Top of Working data

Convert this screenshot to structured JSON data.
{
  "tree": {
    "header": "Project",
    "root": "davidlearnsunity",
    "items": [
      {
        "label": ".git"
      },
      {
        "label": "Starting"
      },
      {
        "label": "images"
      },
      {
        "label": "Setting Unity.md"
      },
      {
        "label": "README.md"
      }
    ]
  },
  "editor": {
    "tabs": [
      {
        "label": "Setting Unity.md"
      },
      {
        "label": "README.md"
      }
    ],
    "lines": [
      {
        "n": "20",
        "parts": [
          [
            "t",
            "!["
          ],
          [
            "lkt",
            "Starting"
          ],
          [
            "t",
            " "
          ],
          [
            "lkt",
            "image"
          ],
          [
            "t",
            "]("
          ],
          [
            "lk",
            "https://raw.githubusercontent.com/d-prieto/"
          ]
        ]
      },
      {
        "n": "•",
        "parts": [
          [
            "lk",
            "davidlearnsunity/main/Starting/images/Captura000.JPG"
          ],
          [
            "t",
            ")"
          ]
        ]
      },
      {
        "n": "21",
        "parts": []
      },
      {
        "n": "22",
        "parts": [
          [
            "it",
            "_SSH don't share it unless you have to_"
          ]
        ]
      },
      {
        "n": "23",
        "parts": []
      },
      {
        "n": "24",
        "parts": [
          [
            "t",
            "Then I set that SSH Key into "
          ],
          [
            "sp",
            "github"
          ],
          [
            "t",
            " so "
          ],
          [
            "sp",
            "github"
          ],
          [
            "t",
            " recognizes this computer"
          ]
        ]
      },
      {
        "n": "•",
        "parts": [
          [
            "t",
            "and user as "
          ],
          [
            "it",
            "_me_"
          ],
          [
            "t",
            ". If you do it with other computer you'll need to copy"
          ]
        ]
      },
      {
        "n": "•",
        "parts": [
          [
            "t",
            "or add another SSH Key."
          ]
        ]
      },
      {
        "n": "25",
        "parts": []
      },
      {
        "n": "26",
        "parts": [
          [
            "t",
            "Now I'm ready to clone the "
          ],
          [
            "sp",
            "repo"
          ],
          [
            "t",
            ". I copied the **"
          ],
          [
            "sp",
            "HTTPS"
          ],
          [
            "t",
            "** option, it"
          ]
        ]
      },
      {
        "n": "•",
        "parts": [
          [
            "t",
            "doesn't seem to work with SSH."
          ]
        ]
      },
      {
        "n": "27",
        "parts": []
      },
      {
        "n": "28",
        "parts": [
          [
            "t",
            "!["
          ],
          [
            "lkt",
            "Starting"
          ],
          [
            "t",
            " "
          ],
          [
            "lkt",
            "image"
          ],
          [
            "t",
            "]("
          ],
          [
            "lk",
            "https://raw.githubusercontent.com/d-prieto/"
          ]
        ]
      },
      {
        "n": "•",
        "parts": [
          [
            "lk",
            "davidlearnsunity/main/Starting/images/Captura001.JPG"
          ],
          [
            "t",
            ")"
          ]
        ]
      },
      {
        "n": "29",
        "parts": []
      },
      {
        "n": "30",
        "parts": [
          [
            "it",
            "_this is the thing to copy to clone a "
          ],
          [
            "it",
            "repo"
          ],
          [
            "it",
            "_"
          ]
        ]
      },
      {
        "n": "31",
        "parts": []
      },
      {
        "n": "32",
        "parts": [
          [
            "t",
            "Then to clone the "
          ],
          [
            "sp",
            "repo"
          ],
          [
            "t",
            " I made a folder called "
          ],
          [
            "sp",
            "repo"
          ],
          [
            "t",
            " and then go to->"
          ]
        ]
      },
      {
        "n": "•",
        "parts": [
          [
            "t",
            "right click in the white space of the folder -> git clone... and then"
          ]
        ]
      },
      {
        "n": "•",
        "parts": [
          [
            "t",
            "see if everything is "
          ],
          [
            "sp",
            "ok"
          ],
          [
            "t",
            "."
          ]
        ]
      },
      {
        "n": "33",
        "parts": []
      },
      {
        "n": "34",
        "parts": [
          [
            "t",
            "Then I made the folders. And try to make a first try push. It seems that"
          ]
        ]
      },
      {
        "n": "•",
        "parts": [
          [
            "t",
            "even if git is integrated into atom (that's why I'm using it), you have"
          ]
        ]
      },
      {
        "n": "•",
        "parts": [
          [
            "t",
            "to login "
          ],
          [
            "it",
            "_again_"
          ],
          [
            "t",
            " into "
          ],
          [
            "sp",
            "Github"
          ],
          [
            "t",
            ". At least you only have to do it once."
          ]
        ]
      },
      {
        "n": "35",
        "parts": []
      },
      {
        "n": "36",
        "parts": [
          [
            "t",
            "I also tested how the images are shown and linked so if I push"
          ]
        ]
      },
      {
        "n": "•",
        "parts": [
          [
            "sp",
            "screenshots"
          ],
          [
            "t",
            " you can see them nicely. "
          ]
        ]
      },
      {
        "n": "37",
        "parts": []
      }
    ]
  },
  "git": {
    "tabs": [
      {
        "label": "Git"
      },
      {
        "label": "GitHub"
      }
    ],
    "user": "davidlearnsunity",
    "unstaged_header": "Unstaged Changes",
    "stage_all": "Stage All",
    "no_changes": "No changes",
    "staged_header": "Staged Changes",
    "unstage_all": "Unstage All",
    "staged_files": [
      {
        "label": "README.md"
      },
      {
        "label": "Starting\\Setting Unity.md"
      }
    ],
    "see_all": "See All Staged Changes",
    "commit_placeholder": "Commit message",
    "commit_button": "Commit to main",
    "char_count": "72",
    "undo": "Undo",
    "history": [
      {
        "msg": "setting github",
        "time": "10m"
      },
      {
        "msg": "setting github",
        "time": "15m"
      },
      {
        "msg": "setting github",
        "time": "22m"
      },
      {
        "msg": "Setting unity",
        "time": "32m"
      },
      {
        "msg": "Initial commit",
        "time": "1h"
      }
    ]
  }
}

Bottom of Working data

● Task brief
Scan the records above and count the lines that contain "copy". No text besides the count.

● Your solution
2